# [YOUR GOAL]
Set down, in full, every record in the block.
^^^^^^^^^^^^^^^^
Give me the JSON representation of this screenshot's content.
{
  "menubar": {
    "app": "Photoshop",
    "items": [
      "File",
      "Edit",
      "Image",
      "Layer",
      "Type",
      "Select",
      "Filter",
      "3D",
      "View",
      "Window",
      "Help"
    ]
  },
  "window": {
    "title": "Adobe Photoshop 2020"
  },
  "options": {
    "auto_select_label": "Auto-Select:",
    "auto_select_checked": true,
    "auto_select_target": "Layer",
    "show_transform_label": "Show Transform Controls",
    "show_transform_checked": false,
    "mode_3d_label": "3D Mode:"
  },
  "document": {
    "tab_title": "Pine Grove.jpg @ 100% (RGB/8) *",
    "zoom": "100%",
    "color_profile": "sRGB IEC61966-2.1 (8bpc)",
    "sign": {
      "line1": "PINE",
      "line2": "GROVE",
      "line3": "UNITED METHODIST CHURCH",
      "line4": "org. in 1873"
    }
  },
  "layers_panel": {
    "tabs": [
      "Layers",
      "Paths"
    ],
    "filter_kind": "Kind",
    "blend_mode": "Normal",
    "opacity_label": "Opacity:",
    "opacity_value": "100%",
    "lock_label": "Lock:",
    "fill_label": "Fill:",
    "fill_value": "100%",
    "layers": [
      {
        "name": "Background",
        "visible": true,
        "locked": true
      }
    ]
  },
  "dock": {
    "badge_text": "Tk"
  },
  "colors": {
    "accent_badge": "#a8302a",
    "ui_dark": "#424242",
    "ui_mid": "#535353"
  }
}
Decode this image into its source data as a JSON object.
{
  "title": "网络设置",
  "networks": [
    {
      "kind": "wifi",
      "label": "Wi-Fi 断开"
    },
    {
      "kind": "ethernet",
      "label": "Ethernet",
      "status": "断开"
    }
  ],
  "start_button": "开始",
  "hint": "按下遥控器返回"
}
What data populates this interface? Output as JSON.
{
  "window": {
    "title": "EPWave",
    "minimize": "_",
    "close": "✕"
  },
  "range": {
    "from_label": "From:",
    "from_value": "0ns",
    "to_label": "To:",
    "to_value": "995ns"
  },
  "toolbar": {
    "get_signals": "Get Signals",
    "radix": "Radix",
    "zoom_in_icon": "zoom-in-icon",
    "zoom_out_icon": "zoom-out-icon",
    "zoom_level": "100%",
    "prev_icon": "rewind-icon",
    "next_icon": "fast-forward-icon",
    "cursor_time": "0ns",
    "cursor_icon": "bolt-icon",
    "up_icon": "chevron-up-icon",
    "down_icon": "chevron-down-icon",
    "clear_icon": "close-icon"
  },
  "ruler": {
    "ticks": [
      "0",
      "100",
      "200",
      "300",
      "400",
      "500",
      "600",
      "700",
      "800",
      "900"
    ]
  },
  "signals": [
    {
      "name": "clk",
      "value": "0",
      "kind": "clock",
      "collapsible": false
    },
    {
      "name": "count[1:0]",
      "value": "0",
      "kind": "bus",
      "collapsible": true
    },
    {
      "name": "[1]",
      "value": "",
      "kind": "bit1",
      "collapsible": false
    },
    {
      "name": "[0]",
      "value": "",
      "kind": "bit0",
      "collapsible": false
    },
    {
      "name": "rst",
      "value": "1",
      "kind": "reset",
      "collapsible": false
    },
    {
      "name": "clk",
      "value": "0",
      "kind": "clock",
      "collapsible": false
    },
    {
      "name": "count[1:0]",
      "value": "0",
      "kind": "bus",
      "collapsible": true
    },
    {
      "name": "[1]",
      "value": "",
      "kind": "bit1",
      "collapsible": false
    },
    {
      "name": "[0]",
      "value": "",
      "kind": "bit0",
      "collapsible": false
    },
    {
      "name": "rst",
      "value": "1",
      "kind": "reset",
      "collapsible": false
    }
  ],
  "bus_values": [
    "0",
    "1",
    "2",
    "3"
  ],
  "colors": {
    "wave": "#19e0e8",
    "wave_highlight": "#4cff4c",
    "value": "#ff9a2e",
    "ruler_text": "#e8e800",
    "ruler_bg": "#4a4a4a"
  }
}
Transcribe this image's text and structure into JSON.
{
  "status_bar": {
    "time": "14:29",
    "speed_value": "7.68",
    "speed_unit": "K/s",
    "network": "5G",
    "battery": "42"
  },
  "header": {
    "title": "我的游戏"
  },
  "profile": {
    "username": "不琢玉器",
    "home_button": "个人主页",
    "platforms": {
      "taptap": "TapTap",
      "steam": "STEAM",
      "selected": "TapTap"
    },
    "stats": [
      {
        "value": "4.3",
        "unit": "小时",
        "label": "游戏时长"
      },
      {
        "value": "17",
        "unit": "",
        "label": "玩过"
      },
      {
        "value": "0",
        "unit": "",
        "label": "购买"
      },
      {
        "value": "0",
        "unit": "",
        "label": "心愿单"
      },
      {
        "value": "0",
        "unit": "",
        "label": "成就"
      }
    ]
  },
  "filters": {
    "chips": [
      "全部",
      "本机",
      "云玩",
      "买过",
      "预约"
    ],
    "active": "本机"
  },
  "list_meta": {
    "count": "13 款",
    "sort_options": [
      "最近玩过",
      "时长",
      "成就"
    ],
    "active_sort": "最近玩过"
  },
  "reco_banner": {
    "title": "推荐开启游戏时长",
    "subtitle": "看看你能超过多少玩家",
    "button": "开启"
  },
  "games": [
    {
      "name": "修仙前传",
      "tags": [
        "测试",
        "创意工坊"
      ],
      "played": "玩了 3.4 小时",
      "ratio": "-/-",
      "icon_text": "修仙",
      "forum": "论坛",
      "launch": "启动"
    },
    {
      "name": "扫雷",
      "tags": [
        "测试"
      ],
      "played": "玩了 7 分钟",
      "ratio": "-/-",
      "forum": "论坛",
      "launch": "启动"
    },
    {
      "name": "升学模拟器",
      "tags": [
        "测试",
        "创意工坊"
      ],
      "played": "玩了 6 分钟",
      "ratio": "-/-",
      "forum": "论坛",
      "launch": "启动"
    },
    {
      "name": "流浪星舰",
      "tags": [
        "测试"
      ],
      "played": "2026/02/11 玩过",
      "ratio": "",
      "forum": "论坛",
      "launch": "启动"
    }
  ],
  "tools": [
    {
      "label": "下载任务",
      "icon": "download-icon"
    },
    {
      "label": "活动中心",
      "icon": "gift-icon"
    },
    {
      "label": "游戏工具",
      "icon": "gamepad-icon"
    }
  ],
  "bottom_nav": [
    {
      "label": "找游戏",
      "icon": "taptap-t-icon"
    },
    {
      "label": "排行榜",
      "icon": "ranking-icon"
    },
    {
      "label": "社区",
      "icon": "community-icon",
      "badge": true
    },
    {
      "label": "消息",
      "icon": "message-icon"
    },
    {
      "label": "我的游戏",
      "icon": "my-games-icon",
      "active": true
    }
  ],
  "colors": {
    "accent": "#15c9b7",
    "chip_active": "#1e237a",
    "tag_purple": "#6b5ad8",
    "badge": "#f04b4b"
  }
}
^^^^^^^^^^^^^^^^
# [ANSWER TO THIS PROBLEM]
Give me the JSON representation of this screenshot's content.
{
  "menubar": {
    "app": "Photoshop",
    "items": [
      "File",
      "Edit",
      "Image",
      "Layer",
      "Type",
      "Select",
      "Filter",
      "3D",
      "View",
      "Window",
      "Help"
    ]
  },
  "window": {
    "title": "Adobe Photoshop 2020"
  },
  "options": {
    "auto_select_label": "Auto-Select:",
    "auto_select_checked": true,
    "auto_select_target": "Layer",
    "show_transform_label": "Show Transform Controls",
    "show_transform_checked": false,
    "mode_3d_label": "3D Mode:"
  },
  "document": {
    "tab_title": "Pine Grove.jpg @ 100% (RGB/8) *",
    "zoom": "100%",
    "color_profile": "sRGB IEC61966-2.1 (8bpc)",
    "sign": {
      "line1": "PINE",
      "line2": "GROVE",
      "line3": "UNITED METHODIST CHURCH",
      "line4": "org. in 1873"
    }
  },
  "layers_panel": {
    "tabs": [
      "Layers",
      "Paths"
    ],
    "filter_kind": "Kind",
    "blend_mode": "Normal",
    "opacity_label": "Opacity:",
    "opacity_value": "100%",
    "lock_label": "Lock:",
    "fill_label": "Fill:",
    "fill_value": "100%",
    "layers": [
      {
        "name": "Background",
        "visible": true,
        "locked": true
      }
    ]
  },
  "dock": {
    "badge_text": "Tk"
  },
  "colors": {
    "accent_badge": "#a8302a",
    "ui_dark": "#424242",
    "ui_mid": "#535353"
  }
}
Decode this image into its source data as a JSON object.
{
  "title": "网络设置",
  "networks": [
    {
      "kind": "wifi",
      "label": "Wi-Fi 断开"
    },
    {
      "kind": "ethernet",
      "label": "Ethernet",
      "status": "断开"
    }
  ],
  "start_button": "开始",
  "hint": "按下遥控器返回"
}
What data populates this interface? Output as JSON.
{
  "window": {
    "title": "EPWave",
    "minimize": "_",
    "close": "✕"
  },
  "range": {
    "from_label": "From:",
    "from_value": "0ns",
    "to_label": "To:",
    "to_value": "995ns"
  },
  "toolbar": {
    "get_signals": "Get Signals",
    "radix": "Radix",
    "zoom_in_icon": "zoom-in-icon",
    "zoom_out_icon": "zoom-out-icon",
    "zoom_level": "100%",
    "prev_icon": "rewind-icon",
    "next_icon": "fast-forward-icon",
    "cursor_time": "0ns",
    "cursor_icon": "bolt-icon",
    "up_icon": "chevron-up-icon",
    "down_icon": "chevron-down-icon",
    "clear_icon": "close-icon"
  },
  "ruler": {
    "ticks": [
      "0",
      "100",
      "200",
      "300",
      "400",
      "500",
      "600",
      "700",
      "800",
      "900"
    ]
  },
  "signals": [
    {
      "name": "clk",
      "value": "0",
      "kind": "clock",
      "collapsible": false
    },
    {
      "name": "count[1:0]",
      "value": "0",
      "kind": "bus",
      "collapsible": true
    },
    {
      "name": "[1]",
      "value": "",
      "kind": "bit1",
      "collapsible": false
    },
    {
      "name": "[0]",
      "value": "",
      "kind": "bit0",
      "collapsible": false
    },
    {
      "name": "rst",
      "value": "1",
      "kind": "reset",
      "collapsible": false
    },
    {
      "name": "clk",
      "value": "0",
      "kind": "clock",
      "collapsible": false
    },
    {
      "name": "count[1:0]",
      "value": "0",
      "kind": "bus",
      "collapsible": true
    },
    {
      "name": "[1]",
      "value": "",
      "kind": "bit1",
      "collapsible": false
    },
    {
      "name": "[0]",
      "value": "",
      "kind": "bit0",
      "collapsible": false
    },
    {
      "name": "rst",
      "value": "1",
      "kind": "reset",
      "collapsible": false
    }
  ],
  "bus_values": [
    "0",
    "1",
    "2",
    "3"
  ],
  "colors": {
    "wave": "#19e0e8",
    "wave_highlight": "#4cff4c",
    "value": "#ff9a2e",
    "ruler_text": "#e8e800",
    "ruler_bg": "#4a4a4a"
  }
}
Transcribe this image's text and structure into JSON.
{
  "status_bar": {
    "time": "14:29",
    "speed_value": "7.68",
    "speed_unit": "K/s",
    "network": "5G",
    "battery": "42"
  },
  "header": {
    "title": "我的游戏"
  },
  "profile": {
    "username": "不琢玉器",
    "home_button": "个人主页",
    "platforms": {
      "taptap": "TapTap",
      "steam": "STEAM",
      "selected": "TapTap"
    },
    "stats": [
      {
        "value": "4.3",
        "unit": "小时",
        "label": "游戏时长"
      },
      {
        "value": "17",
        "unit": "",
        "label": "玩过"
      },
      {
        "value": "0",
        "unit": "",
        "label": "购买"
      },
      {
        "value": "0",
        "unit": "",
        "label": "心愿单"
      },
      {
        "value": "0",
        "unit": "",
        "label": "成就"
      }
    ]
  },
  "filters": {
    "chips": [
      "全部",
      "本机",
      "云玩",
      "买过",
      "预约"
    ],
    "active": "本机"
  },
  "list_meta": {
    "count": "13 款",
    "sort_options": [
      "最近玩过",
      "时长",
      "成就"
    ],
    "active_sort": "最近玩过"
  },
  "reco_banner": {
    "title": "推荐开启游戏时长",
    "subtitle": "看看你能超过多少玩家",
    "button": "开启"
  },
  "games": [
    {
      "name": "修仙前传",
      "tags": [
        "测试",
        "创意工坊"
      ],
      "played": "玩了 3.4 小时",
      "ratio": "-/-",
      "icon_text": "修仙",
      "forum": "论坛",
      "launch": "启动"
    },
    {
      "name": "扫雷",
      "tags": [
        "测试"
      ],
      "played": "玩了 7 分钟",
      "ratio": "-/-",
      "forum": "论坛",
      "launch": "启动"
    },
    {
      "name": "升学模拟器",
      "tags": [
        "测试",
        "创意工坊"
      ],
      "played": "玩了 6 分钟",
      "ratio": "-/-",
      "forum": "论坛",
      "launch": "启动"
    },
    {
      "name": "流浪星舰",
      "tags": [
        "测试"
      ],
      "played": "2026/02/11 玩过",
      "ratio": "",
      "forum": "论坛",
      "launch": "启动"
    }
  ],
  "tools": [
    {
      "label": "下载任务",
      "icon": "download-icon"
    },
    {
      "label": "活动中心",
      "icon": "gift-icon"
    },
    {
      "label": "游戏工具",
      "icon": "gamepad-icon"
    }
  ],
  "bottom_nav": [
    {
      "label": "找游戏",
      "icon": "taptap-t-icon"
    },
    {
      "label": "排行榜",
      "icon": "ranking-icon"
    },
    {
      "label": "社区",
      "icon": "community-icon",
      "badge": true
    },
    {
      "label": "消息",
      "icon": "message-icon"
    },
    {
      "label": "我的游戏",
      "icon": "my-games-icon",
      "active": true
    }
  ],
  "colors": {
    "accent": "#15c9b7",
    "chip_active": "#1e237a",
    "tag_purple": "#6b5ad8",
    "badge": "#f04b4b"
  }
}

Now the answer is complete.